Our story starts with JosĂ© “Cha-Cha” JimĂ©nez, a Puerto Rican member of the Lincoln Park,  Chicago gang in the 1960s. 

He was in jail when a prison librarian introduced him to the teachings of Martin Luther King Jr. and Malcolm X. 

Once out, JosĂ© committed himself to social justice and started organizing his community members. He wanted to build a movement, so he established The Young Lords Organization.  

JosĂ© considered cutting ties with the gang members, but decided it was better to stay with them, “and try to work and teach some of them…that’s how we became political.”  

They eventually caught the eye of Puerto Rican activists from New York, who adopted the name and established “The Young Lords Party” (no longer “Organization”).

As it grew in power, The Young Lords adopted a framework that went beyond local politics. They connected their struggles in the U.S. with Puerto Ricans on the island, as well as obstacles faced by all Latinos and Third World people. 

JosĂ© is continuing the struggle to uplift oppressed people, 50 years after The Young Lords was founded “it’s not just about Puerto Ricans… It’s called unite the many to defeat the few.”  


Luna OlavarrĂ­a Gallegos (she/her/hers) is a Content Writer for Pulso.

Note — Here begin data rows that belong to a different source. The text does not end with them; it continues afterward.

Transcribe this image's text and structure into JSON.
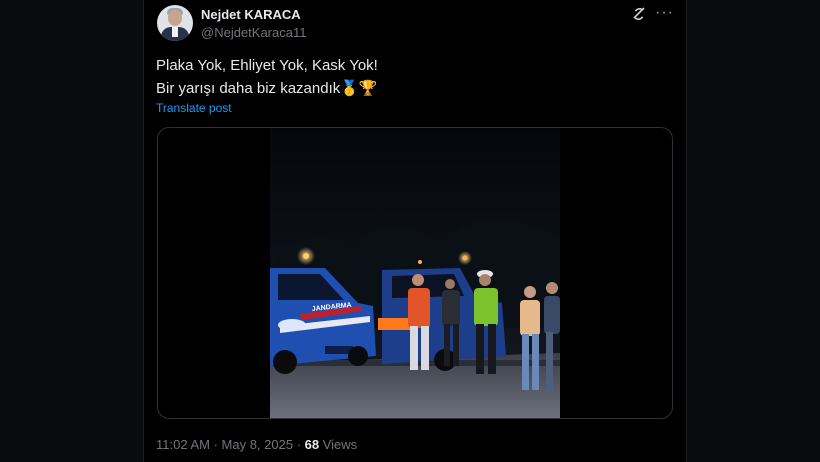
{
  "author": {
    "name": "Nejdet KARACA",
    "handle": "@NejdetKaraca11"
  },
  "tweet": {
    "line1": "Plaka Yok, Ehliyet Yok, Kask Yok!",
    "line2": "Bir yarışı daha biz kazandık🥇🏆",
    "translate_label": "Translate post"
  },
  "meta": {
    "time": "11:02 AM",
    "separator": " · ",
    "date": "May 8, 2025",
    "views_count": "68",
    "views_label": " Views"
  },
  "media": {
    "type": "video",
    "police_car_text": "JANDARMA"
  },
  "icons": {
    "top_right": [
      "grok-icon",
      "more-icon"
    ]
  },
  "colors": {
    "background": "#000000",
    "link": "#1d9bf0",
    "secondary_text": "#71767b",
    "jandarma_blue": "#1f4fb0"
  }
}
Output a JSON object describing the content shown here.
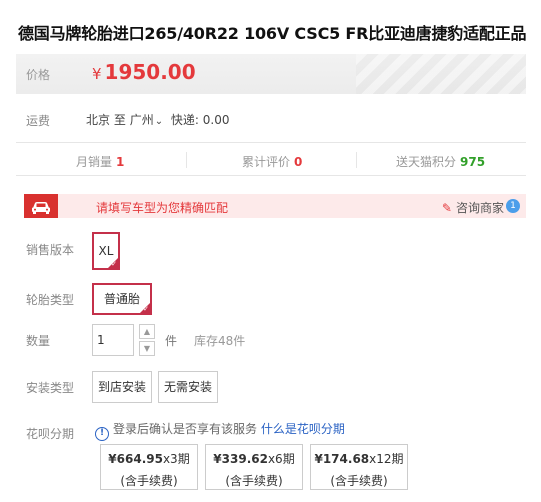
{
  "product": {
    "title": "德国马牌轮胎进口265/40R22 106V CSC5 FR比亚迪唐捷豹适配正品"
  },
  "price": {
    "label": "价格",
    "currency": "¥",
    "value": "1950.00"
  },
  "shipping": {
    "label": "运费",
    "from": "北京",
    "to_word": "至",
    "to": "广州",
    "express": "快递: 0.00"
  },
  "stats": {
    "monthly_sales_label": "月销量",
    "monthly_sales": "1",
    "reviews_label": "累计评价",
    "reviews": "0",
    "points_label": "送天猫积分",
    "points": "975"
  },
  "car_tip": {
    "text": "请填写车型为您精确匹配",
    "consult": "咨询商家",
    "badge": "1"
  },
  "version": {
    "label": "销售版本",
    "option": "XL"
  },
  "tire_type": {
    "label": "轮胎类型",
    "option": "普通胎"
  },
  "quantity": {
    "label": "数量",
    "value": "1",
    "unit": "件",
    "stock": "库存48件"
  },
  "install": {
    "label": "安装类型",
    "options": [
      "到店安装",
      "无需安装"
    ]
  },
  "huabei": {
    "label": "花呗分期",
    "info": "登录后确认是否享有该服务",
    "link": "什么是花呗分期",
    "plans": [
      {
        "amount": "¥664.95",
        "periods": "x3期",
        "fee": "(含手续费)"
      },
      {
        "amount": "¥339.62",
        "periods": "x6期",
        "fee": "(含手续费)"
      },
      {
        "amount": "¥174.68",
        "periods": "x12期",
        "fee": "(含手续费)"
      }
    ]
  },
  "colors": {
    "accent": "#e4393c",
    "selected_border": "#c4304a",
    "link": "#2b63c4",
    "points": "#32a02a"
  }
}
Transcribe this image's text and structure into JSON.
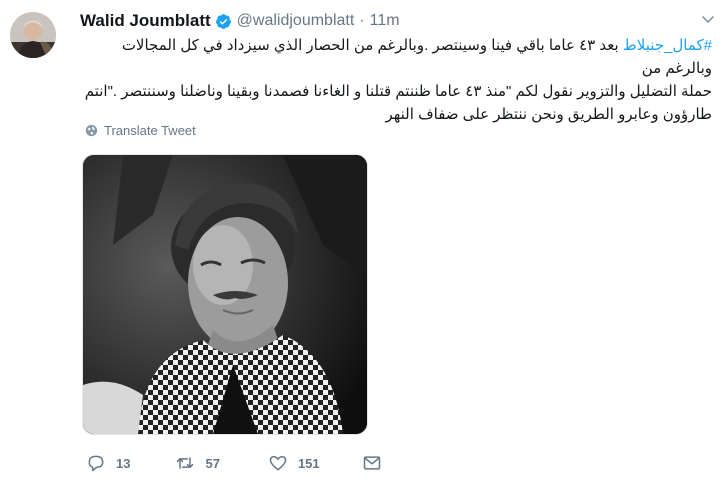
{
  "tweet": {
    "author_name": "Walid Joumblatt",
    "handle": "@walidjoumblatt",
    "separator": "·",
    "time": "11m",
    "hashtag": "#كمال_جنبلاط",
    "text_line1_rest": " بعد ٤٣ عاما باقي فينا وسينتصر .وبالرغم من الحصار الذي سيزداد في كل المجالات وبالرغم من",
    "text_line2": "حملة التضليل والتزوير   نقول لكم \"منذ ٤٣ عاما ظننتم قتلنا و الغاءنا فصمدنا وبقينا  وناضلنا وسننتصر .\"انتم",
    "text_line3": "طارؤون وعابرو الطريق ونحن ننتظر على ضفاف النهر",
    "translate_label": "Translate Tweet",
    "reply_count": "13",
    "retweet_count": "57",
    "like_count": "151"
  },
  "colors": {
    "accent": "#1da1f2",
    "muted": "#657786",
    "text": "#14171a"
  },
  "icons": {
    "verified": "verified-badge-icon",
    "menu": "chevron-down-icon",
    "translate": "globe-icon",
    "reply": "reply-icon",
    "retweet": "retweet-icon",
    "like": "heart-icon",
    "dm": "envelope-icon"
  }
}
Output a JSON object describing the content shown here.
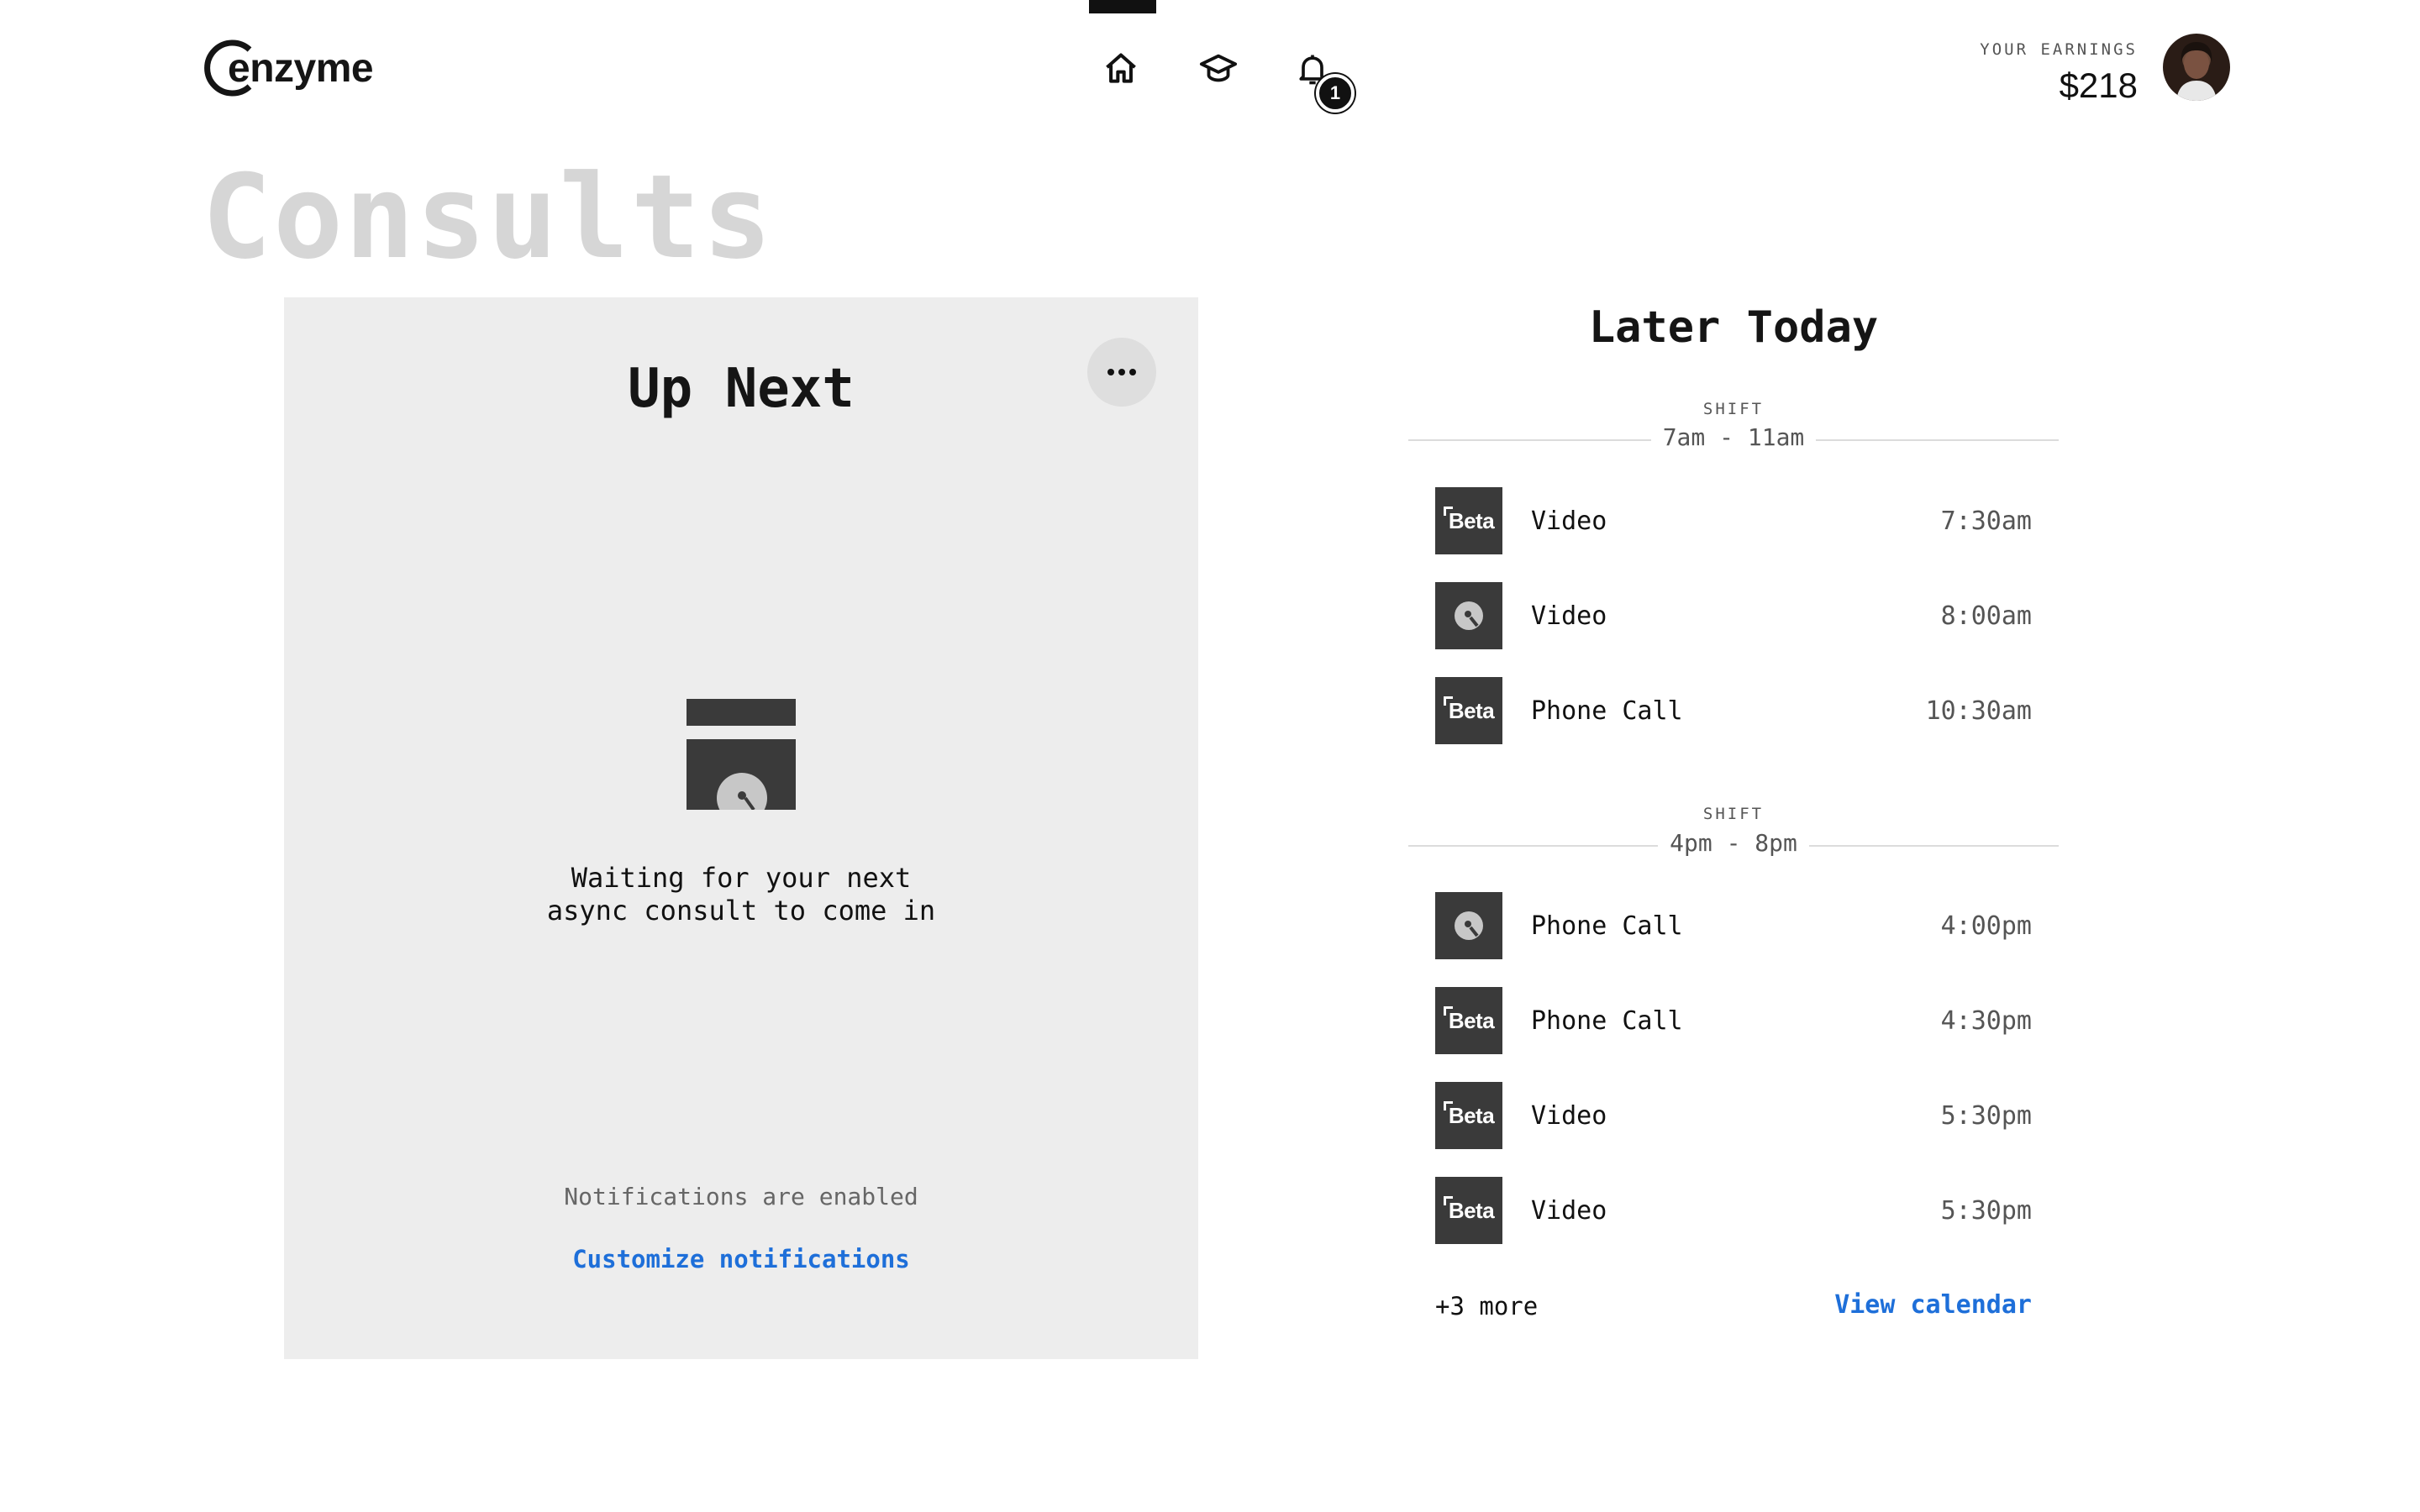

She's a storyteller working at the intersections of culture and global politics, and has been published in The Guardian, The FADER and Remezcla. Based in New York, she’s originally from a bicultural home in New Mexico. 📧: [email protected]